8. September 21: Cliburn at the Modern Presents Composer Kevin Puts This unique Saturday afternoon concert features the music of composer Kevin Puts. The Cliburn foundation presents this rare opportunity to hear a composer speak about his music in person followed by live performances of several of his fascinating chamber works including Ritual Protocol -- a piece for solo marimba. Moderator Shields-Collins Bary will interview Puts about his compositional process, inspiration and language. The concert and conversation takes place at the Fort Worth Museum of Modern Art at 2 p.m. For more information and tickets, visit the cliburn.org.

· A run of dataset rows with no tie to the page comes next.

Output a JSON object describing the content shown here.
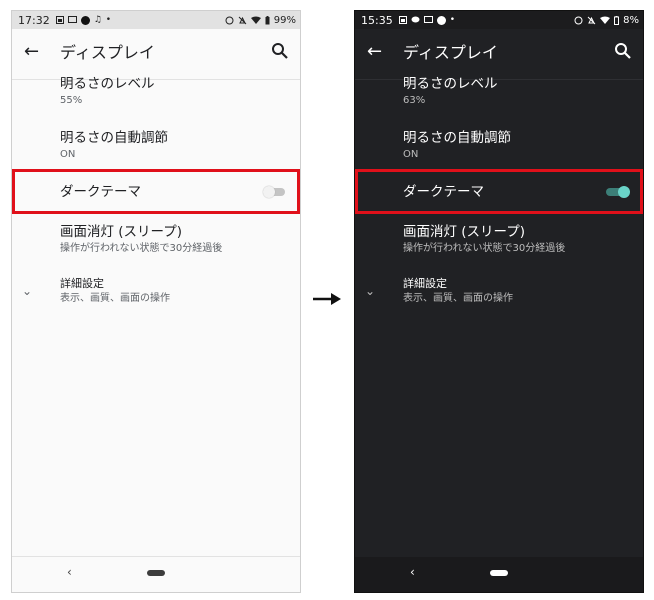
{
  "arrow_icon": "right-arrow-icon",
  "light": {
    "status": {
      "time": "17:32",
      "music": "♫",
      "dot_small": "•",
      "battery": "99%"
    },
    "appbar": {
      "back": "←",
      "title": "ディスプレイ"
    },
    "brightness": {
      "title": "明るさのレベル",
      "value": "55%"
    },
    "adaptive": {
      "title": "明るさの自動調節",
      "value": "ON"
    },
    "dark_theme": {
      "title": "ダークテーマ",
      "enabled": false
    },
    "sleep": {
      "title": "画面消灯 (スリープ)",
      "value": "操作が行われない状態で30分経過後"
    },
    "advanced": {
      "title": "詳細設定",
      "value": "表示、画質、画面の操作",
      "chevron": "⌄"
    },
    "nav": {
      "back": "‹"
    }
  },
  "dark": {
    "status": {
      "time": "15:35",
      "dot_small": "•",
      "battery": "8%"
    },
    "appbar": {
      "back": "←",
      "title": "ディスプレイ"
    },
    "brightness": {
      "title": "明るさのレベル",
      "value": "63%"
    },
    "adaptive": {
      "title": "明るさの自動調節",
      "value": "ON"
    },
    "dark_theme": {
      "title": "ダークテーマ",
      "enabled": true
    },
    "sleep": {
      "title": "画面消灯 (スリープ)",
      "value": "操作が行われない状態で30分経過後"
    },
    "advanced": {
      "title": "詳細設定",
      "value": "表示、画質、画面の操作",
      "chevron": "⌄"
    },
    "nav": {
      "back": "‹"
    }
  },
  "colors": {
    "highlight": "#e0101a",
    "toggle_on": "#6ad3c8",
    "dark_bg": "#202124"
  }
}
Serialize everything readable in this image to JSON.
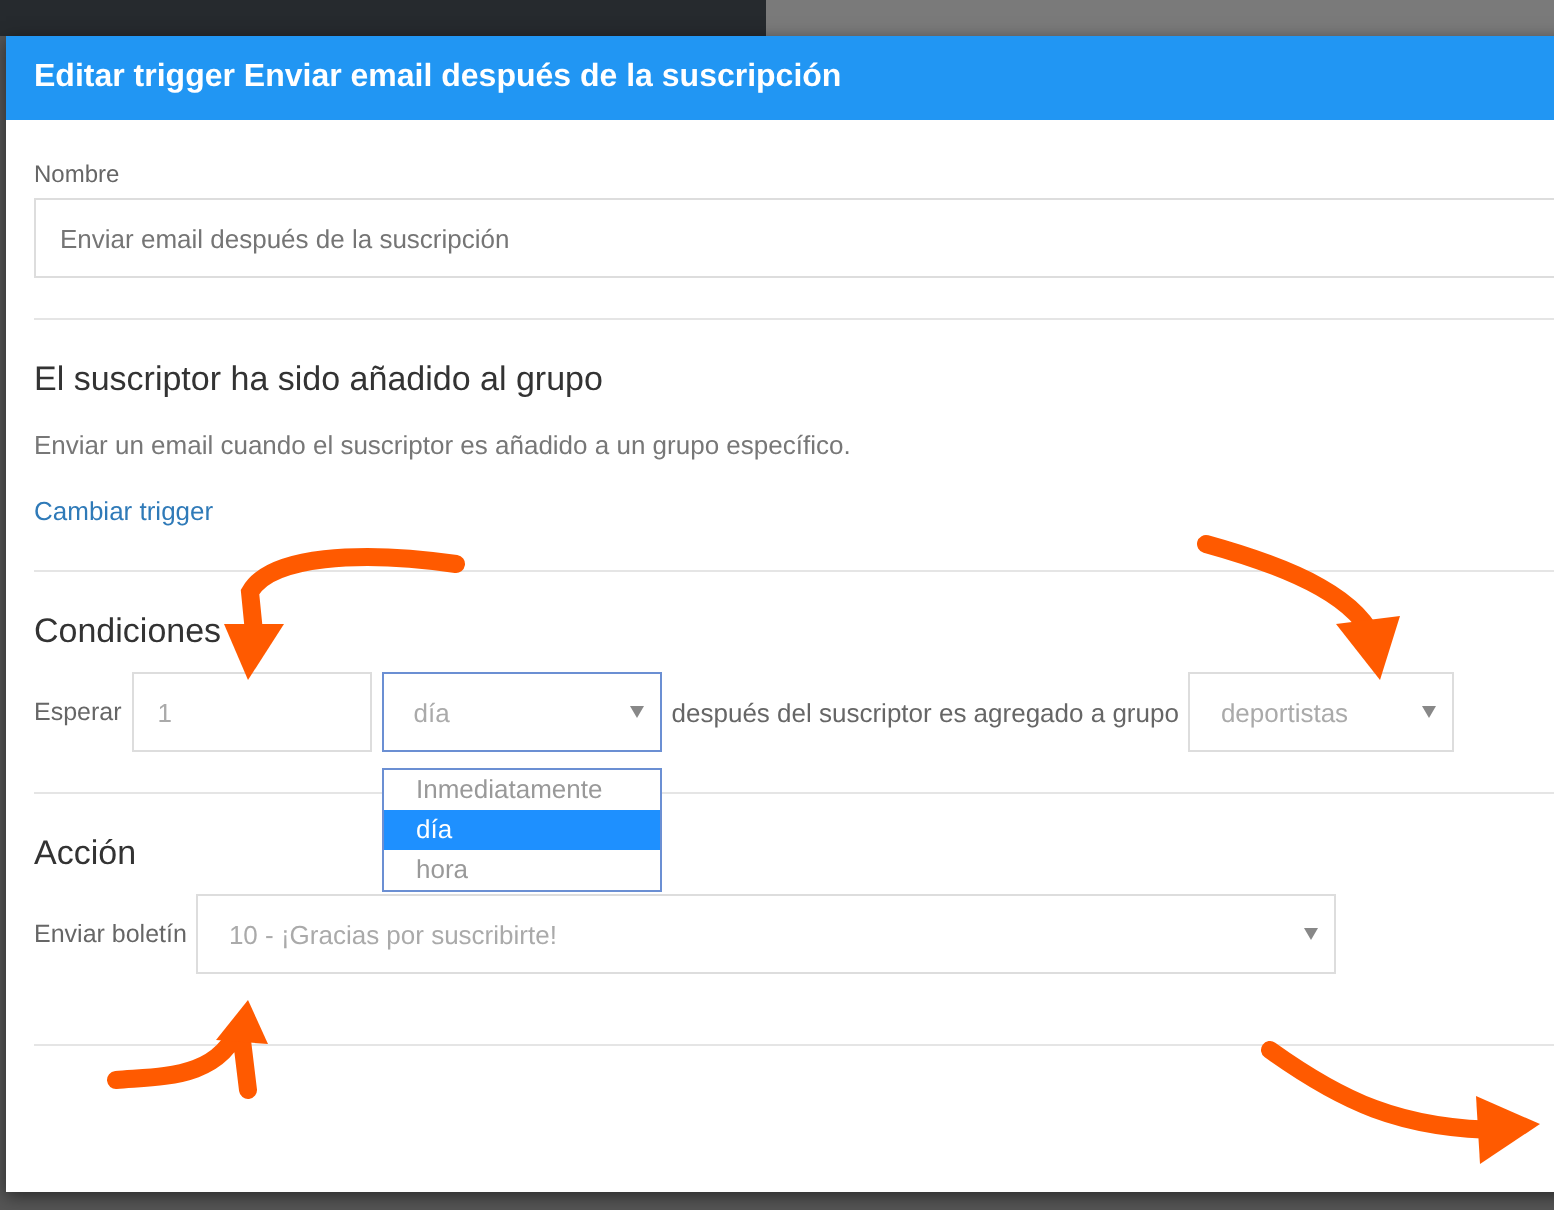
{
  "dialog": {
    "title": "Editar trigger Enviar email después de la suscripción"
  },
  "name_field": {
    "label": "Nombre",
    "placeholder": "Enviar email después de la suscripción"
  },
  "trigger": {
    "heading": "El suscriptor ha sido añadido al grupo",
    "description": "Enviar un email cuando el suscriptor es añadido a un grupo específico.",
    "link": "Cambiar trigger"
  },
  "conditions": {
    "heading": "Condiciones",
    "wait_label": "Esperar",
    "wait_value": "1",
    "unit_select": {
      "value": "día",
      "expanded": true,
      "options": [
        {
          "label": "Inmediatamente",
          "selected": false
        },
        {
          "label": "día",
          "selected": true
        },
        {
          "label": "hora",
          "selected": false
        }
      ]
    },
    "middle_text": "después del suscriptor es agregado a grupo",
    "group_select": {
      "value": "deportistas"
    }
  },
  "action": {
    "heading": "Acción",
    "label": "Enviar boletín",
    "select": {
      "value": "10 - ¡Gracias por suscribirte!"
    }
  }
}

9. September 21: The Altius Quartet Play Glass This free concert features a young, talented group of string players who have recently won high praise (including first prize in the Plowman Chamber Music Competition's String and Piano division). Newly named the first Graduate String Quartet in Residence at SMU's Meadows School of Arts, this group has energy and passion in addition to impressive technical skill. This concert, held in Caruth Auditorium, features beautiful Romantic-era music by Schubert and Dvorak as well as the modernist pulsations of Philip Glass' String Quartet No. 5.
10. September 28: Renée Fleming at the Dallas Symphony Orchestra AT&T Gala If it's a diva you want, a diva you shall have. The DSO always brings in a big-name soloist for its annual gala concert and this year it has snagged American opera super-star Renée Fleming. Gala tickets are on sale on the orchestra's website and for a whole bunch of extra cash, you can support the orchestra (and get good and tipsy) at pre- and post-concert gala events. You'll want to pull out your big-girl shoes for this one; Dallas symphony lovers will be gown-clad and tuxedoed for this glamorous evening of music.